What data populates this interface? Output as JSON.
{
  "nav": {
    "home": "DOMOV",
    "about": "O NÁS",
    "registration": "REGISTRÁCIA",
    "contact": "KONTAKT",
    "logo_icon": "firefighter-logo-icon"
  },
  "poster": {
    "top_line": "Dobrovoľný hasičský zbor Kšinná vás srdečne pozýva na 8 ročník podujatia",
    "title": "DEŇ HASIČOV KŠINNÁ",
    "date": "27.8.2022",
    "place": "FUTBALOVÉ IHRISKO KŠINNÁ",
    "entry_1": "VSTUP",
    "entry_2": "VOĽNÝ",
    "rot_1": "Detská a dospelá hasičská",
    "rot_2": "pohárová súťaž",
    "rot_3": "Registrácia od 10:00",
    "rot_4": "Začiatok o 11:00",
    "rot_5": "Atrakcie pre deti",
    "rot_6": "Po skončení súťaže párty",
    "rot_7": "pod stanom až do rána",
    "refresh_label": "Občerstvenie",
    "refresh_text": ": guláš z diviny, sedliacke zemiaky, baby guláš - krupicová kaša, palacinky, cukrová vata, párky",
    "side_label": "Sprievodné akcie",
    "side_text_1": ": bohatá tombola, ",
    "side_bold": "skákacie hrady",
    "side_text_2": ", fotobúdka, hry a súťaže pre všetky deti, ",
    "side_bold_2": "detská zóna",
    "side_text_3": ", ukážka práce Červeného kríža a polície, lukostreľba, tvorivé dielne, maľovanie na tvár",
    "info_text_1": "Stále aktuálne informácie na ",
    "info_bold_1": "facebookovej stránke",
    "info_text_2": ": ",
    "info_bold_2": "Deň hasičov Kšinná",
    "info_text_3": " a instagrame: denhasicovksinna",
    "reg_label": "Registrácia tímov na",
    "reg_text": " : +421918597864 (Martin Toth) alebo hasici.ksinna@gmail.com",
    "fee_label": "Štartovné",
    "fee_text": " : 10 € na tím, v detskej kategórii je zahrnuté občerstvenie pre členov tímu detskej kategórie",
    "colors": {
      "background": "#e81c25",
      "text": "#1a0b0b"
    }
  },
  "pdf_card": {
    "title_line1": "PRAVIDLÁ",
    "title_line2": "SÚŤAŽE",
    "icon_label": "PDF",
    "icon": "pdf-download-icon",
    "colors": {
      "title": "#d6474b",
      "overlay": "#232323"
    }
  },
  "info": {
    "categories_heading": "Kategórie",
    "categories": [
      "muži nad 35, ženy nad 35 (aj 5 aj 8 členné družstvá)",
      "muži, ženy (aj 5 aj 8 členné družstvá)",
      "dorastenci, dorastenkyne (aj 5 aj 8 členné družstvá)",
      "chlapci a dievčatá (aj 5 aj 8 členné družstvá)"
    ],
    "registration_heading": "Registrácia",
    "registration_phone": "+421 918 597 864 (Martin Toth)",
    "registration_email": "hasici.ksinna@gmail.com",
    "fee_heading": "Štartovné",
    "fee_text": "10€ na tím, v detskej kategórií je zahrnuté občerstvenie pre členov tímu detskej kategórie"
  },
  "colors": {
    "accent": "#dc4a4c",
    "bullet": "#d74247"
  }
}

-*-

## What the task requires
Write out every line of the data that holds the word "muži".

## Exercise solution
      "muži nad 35, ženy nad 35 (aj 5 aj 8 členné družstvá)",
      "muži, ženy (aj 5 aj 8 členné družstvá)",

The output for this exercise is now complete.